Towards the end of my pregnancy, I remember being advised by friends that it was very important to get out as a couple as soon as possible after having the baby. I know this was coming from a well-intentioned place, but I’m glad I’m grounded enough to know that that wasn’t for me. Talking to new parents, I encounter a wide spectrum of parenting styles, and if you will allow me a sweeping generalisation, the ones who are having the easier time tend to be the ones who don’t put themselves under pressure to ‘get back to normal’ or ‘show the baby who’s in charge’ right from the start.
It may sound deeply obvious, but having a baby is a massive life event. It impacts on the couple as a couple and as individuals. Anthropologists have observed some interesting stuff about how the behaviour of men and women towards each other changes following the birth of a child; new mothers have a deep evolutionary need to remind our partners that they are responsible for us (for example, compulsively addressing him as ‘daddy’). Sorry, Old-Fashioned Feminists, but evolution takes thousands of years, and human behaviour (and biology) still works as though we live in clans with defined roles. My point is that pressure on a new couple to behave as if nothing has changed jars with our instincts and with the reality of life with a new baby.
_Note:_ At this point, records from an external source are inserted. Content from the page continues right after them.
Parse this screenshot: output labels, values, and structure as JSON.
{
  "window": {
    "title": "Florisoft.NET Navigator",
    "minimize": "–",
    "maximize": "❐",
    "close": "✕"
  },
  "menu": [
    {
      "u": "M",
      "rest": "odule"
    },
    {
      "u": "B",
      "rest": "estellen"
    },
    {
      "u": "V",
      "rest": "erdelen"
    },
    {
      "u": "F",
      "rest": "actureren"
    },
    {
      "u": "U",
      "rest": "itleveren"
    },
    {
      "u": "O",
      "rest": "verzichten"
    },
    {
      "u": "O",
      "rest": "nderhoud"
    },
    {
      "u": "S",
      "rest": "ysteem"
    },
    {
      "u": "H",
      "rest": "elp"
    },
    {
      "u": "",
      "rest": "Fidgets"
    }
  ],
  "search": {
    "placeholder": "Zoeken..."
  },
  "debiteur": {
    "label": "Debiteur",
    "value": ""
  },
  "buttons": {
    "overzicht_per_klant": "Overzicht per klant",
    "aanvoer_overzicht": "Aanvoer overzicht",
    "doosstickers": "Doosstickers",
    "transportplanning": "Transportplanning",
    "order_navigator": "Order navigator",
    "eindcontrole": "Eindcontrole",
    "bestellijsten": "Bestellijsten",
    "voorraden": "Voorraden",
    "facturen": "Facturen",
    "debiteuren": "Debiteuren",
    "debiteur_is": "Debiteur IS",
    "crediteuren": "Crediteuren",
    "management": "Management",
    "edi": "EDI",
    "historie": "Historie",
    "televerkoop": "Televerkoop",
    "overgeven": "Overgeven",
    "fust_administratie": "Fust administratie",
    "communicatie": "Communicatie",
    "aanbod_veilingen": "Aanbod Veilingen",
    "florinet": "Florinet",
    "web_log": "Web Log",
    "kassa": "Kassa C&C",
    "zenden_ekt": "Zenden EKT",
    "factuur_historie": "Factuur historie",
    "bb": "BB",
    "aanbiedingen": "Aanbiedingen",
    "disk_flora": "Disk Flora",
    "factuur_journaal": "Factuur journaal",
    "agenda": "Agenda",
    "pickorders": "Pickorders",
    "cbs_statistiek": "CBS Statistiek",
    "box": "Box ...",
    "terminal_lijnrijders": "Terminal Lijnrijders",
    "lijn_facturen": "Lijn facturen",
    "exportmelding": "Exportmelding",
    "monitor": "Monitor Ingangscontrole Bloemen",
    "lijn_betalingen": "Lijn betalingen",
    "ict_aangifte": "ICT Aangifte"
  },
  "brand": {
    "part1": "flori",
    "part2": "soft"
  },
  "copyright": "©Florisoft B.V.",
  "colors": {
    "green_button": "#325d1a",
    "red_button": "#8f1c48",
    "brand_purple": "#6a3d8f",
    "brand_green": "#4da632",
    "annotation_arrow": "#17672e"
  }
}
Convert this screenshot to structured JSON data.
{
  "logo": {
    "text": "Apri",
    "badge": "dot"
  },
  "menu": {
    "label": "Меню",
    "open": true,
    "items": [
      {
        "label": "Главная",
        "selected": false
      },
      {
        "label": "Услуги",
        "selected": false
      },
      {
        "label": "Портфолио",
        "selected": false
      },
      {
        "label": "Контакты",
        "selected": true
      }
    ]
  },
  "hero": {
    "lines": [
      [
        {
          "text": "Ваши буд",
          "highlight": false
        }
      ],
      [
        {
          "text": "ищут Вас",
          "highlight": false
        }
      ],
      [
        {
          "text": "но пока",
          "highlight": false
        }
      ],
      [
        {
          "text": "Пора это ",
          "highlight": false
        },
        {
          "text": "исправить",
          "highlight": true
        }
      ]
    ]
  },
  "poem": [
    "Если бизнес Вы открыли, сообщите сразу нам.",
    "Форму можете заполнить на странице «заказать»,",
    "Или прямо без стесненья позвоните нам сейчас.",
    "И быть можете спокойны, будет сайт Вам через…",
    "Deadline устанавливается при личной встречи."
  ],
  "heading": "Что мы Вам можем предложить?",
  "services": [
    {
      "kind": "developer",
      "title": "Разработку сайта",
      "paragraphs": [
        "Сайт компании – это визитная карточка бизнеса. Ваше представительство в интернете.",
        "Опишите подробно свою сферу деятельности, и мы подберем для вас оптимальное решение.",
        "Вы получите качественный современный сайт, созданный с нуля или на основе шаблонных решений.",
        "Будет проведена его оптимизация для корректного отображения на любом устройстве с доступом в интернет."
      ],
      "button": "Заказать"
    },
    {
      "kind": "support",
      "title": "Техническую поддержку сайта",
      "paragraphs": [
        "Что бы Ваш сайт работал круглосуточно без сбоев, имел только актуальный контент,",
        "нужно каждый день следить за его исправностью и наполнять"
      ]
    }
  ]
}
Consumer-driven Twenty-first Century Western society, of course, has all the solutions for this. New parents can buy whatever they need to help create distance between themselves and this utterly dependent small creature: mechanical rocking chairs, under-mattress breathing detectors, artificial milk; there’s really no need to be at the beck and call of a baby, and it doesn’t do it any harm, does it?
I hate to talk about benefits and disadvantages. I prefer to talk about normal behaviour, biological expectations, and so on. Nature is very clever. Here’s an example: skin contact stimulates the release of oxytocin. What is oxytocin? It’s a hormone that makes you feel good. Remember orgasms? That’s oxytocin. Touching releases oxytocin; holding hands, kissing, nibbling someone’s ear, that all releases oxytocin. When your child grazes his knee and you kiss it better, that releases oxytocin. Oxytocin helps a woman to labour, and releases milk to feed her baby. Cuddling a newborn baby releases oxytocin. For both parties. Wrapping him up in a blanket and leaving him to cry himself to sleep in another room releases adrenaline, which suppresses oxytocin. For both parties.
Last week a couple came round for some help with feeding. It took a while to get mum and baby comfortable, but eventually we found a way [no surprises to anyone with any breastfeeding knowledge: mum reclined, baby self-attached]. The baby fed. Mum said: why does it make me feel so…. good? That’d be oxytocin, along with relief from anxiety and a sense of satisfaction.
Originally posted elsewhere on 2nd February 2011